Methods

A gene panel was used to identify pathogenic variants. The disease features were reviewed at the French lipodystrophy reference center. The immunohistological, ultrastructural, and protein expression characteristics of lipomatous tissue were determined in surgical samples from one patient. The functional impact of variants was investigated by developing a model of adipose stem cells (ASCs) isolated from lipomatous tissue.

Results

We identified new biallelic LIPE null variants in three unrelated patients referred for MSL and/or partial lipodystrophy. The hallmarks of the disease, appearing in adulthood, included lower-limb lipoatrophy, upper-body and abdominal pseudolipomatous masses, diabetes and/or insulin resistance, hypertriglyceridemia, liver steatosis, high blood pressure, and neuromuscular manifestations. Ophthalmological investigations revealed numerous auto-fluorescent drusen-like retinal deposits in all patients. Lipomatous tissue and patient ASCs showed loss of HSL and decreased expression of adipogenic and mature adipocyte markers. LIPE-mutated ASCs displayed impaired adipocyte differentiation, decreased insulin response, defective lipolysis, and mitochondrial dysfunction.

Conclusions
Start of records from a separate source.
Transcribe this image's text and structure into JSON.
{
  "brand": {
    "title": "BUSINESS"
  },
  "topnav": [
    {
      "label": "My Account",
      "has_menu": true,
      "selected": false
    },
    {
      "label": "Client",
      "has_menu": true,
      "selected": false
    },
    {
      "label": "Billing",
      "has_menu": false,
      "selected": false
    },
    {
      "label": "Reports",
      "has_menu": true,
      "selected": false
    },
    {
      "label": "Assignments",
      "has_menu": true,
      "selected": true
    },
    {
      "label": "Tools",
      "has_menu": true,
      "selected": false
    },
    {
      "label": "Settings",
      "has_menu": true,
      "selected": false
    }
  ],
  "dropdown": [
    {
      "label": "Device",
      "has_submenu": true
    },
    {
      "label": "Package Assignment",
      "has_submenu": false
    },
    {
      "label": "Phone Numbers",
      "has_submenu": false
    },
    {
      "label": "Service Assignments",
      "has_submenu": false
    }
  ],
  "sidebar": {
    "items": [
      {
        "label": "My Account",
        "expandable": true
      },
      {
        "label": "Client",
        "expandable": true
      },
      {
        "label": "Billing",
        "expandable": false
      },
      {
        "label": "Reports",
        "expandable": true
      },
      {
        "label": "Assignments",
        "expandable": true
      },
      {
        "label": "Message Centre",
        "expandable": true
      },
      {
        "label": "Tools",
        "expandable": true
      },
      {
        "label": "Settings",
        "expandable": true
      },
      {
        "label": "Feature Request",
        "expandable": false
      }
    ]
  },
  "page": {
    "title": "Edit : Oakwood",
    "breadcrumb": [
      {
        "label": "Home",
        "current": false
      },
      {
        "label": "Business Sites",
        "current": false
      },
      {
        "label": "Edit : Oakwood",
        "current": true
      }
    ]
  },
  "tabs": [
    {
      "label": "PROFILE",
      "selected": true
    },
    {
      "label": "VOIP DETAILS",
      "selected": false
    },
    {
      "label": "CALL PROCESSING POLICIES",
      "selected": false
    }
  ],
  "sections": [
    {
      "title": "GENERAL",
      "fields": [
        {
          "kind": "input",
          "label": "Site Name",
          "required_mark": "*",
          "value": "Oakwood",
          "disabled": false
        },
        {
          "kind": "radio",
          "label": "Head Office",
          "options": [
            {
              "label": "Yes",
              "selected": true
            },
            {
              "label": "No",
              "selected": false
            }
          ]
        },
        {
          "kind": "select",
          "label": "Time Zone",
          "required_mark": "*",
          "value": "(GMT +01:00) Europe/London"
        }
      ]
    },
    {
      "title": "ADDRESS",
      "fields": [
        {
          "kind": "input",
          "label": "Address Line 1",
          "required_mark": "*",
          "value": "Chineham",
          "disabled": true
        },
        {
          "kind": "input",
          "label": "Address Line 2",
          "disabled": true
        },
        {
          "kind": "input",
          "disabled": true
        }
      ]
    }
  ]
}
Biallelic LIPE null variants result in a multisystemic disease requiring multidisciplinary care. Loss of HSL expression impairs adipocyte differentiation, consistent with the lipodystrophy/MSL phenotype and associated metabolic complications. Detailed ophthalmological examination could reveal retinal damage, further pointing to the nervous tissue as an important disease target.